TransCanada President and CEO Russ Girling (2nd L) announces the new Energy East Pipeline during a news conference in Calgary, Alberta, August 1, 2013. TransCanada Corp on Thursday said it would move ahead with a $12 billion oil pipeline to ship Western Canada's oil sands crude to refiners on its east coast and beyond, scaling up the project as its U.S.-bound Keystone XL line stalls in Washington.

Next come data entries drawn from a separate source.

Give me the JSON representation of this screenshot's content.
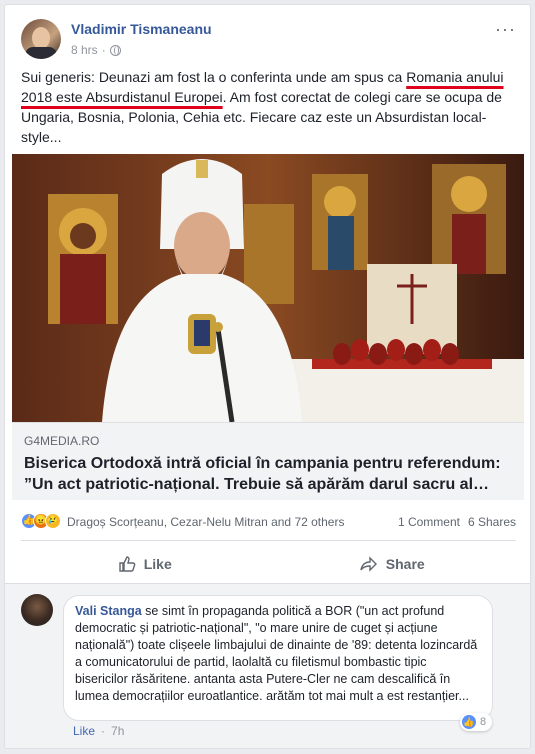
{
  "post": {
    "author": "Vladimir Tismaneanu",
    "time": "8 hrs",
    "text_before": "Sui generis: Deunazi am fost la o conferinta unde am spus ca ",
    "text_highlight": "Romania anului 2018 este Absurdistanul Europei",
    "text_after": ". Am fost corectat de colegi care se ocupa de Ungaria, Bosnia, Polonia, Cehia etc. Fiecare caz este un Absurdistan local-style..."
  },
  "link": {
    "domain": "G4MEDIA.RO",
    "title": "Biserica Ortodoxă intră oficial în campania pentru referendum: ”Un act patriotic-național. Trebuie să apărăm darul sacru al…"
  },
  "stats": {
    "reactors": "Dragoș Scorțeanu, Cezar-Nelu Mitran and 72 others",
    "comments": "1 Comment",
    "shares": "6 Shares"
  },
  "actions": {
    "like": "Like",
    "share": "Share"
  },
  "comment": {
    "name": "Vali Stanga",
    "text": " se simt în propaganda politică a BOR (\"un act profund democratic și patriotic-național\", \"o mare unire de cuget și acțiune națională\") toate clișeele limbajului de dinainte de '89: detenta lozincardă a comunicatorului de partid, laolaltă cu filetismul bombastic tipic bisericilor răsăritene. antanta asta Putere-Cler ne cam descalifică în lumea democrațiilor euroatlantice. arătăm tot mai mult a est restanțier...",
    "like": "Like",
    "time": "7h",
    "reactions": "8"
  },
  "colors": {
    "link_blue": "#365899",
    "underline_red": "#e0001b",
    "like_blue": "#4267b2"
  }
}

REUTERS/Todd Korol

TransCanada Corporation (NYSE:TRP) said on Friday it's delaying construction on its proposed Energy East Pipeline over environmental concerns about the project to bring western Canadian crude oil to eastern refineries.

TransCanada, which is also trying to build the controversial Keystone XL pipeline, said it will not file an application for the smaller-scale Energy East project with the Canadian National Energy Board until next year because more environmental work still needs to be down.

"There is still work we have to do out in the field and environmental work that we still have to undertake," Steve Pohlod , TransCanada’s vice-president, said.

The $12 billion Energy East Pipeline project will generate an estimated $35 billion in gross domestic product for Canada and $10 billion in government tax revenues, according to a study released by the Canadian-based energy giant in September.

The study estimated that the project will create 10,000 full-time direct jobs during the six-year development and construction of the project and 1,000 direct full-time jobs during 40 years of the pipeline’s operation.

This comes at a time when the Canadian company is seeking approval from the U.S. to start construction of the Keystone XL pipeline that will bring crude oil from Alberta to refineries in the U.S. Gulf Coast.

Many refineries in the U.S. Midwest and Canada are at capacity, and oil producers are looking toward Eastern refineries, as well as access to export terminals, and TransCanada's Energy East Pipeline is seen as one of the ways to help move the crude.

“I am very pleased with today’s announcement that Energy East is moving forward,” Alberta Premier Alison Redford said in August. “My government made a commitment to the project as part of our efforts to build new markets and get a fairer price for the oil resources Albertans own. This is truly a nation-building project that will diversify our economy and create new jobs here in Alberta and across the country.”

In July more than 100 people gathered in the Ottawa Public Library to discuss the proposed TransCanada plan, which entails converting a 55-year-old natural gas pipeline, according to TransCanada is one of the biggest energy development companies in North America. The Ottawa protesters said they lacked confidence in the safety of transporting oil, especially in light of the recent train derailment in Quebec, where an oil tanker exploded, killing more than 50 people.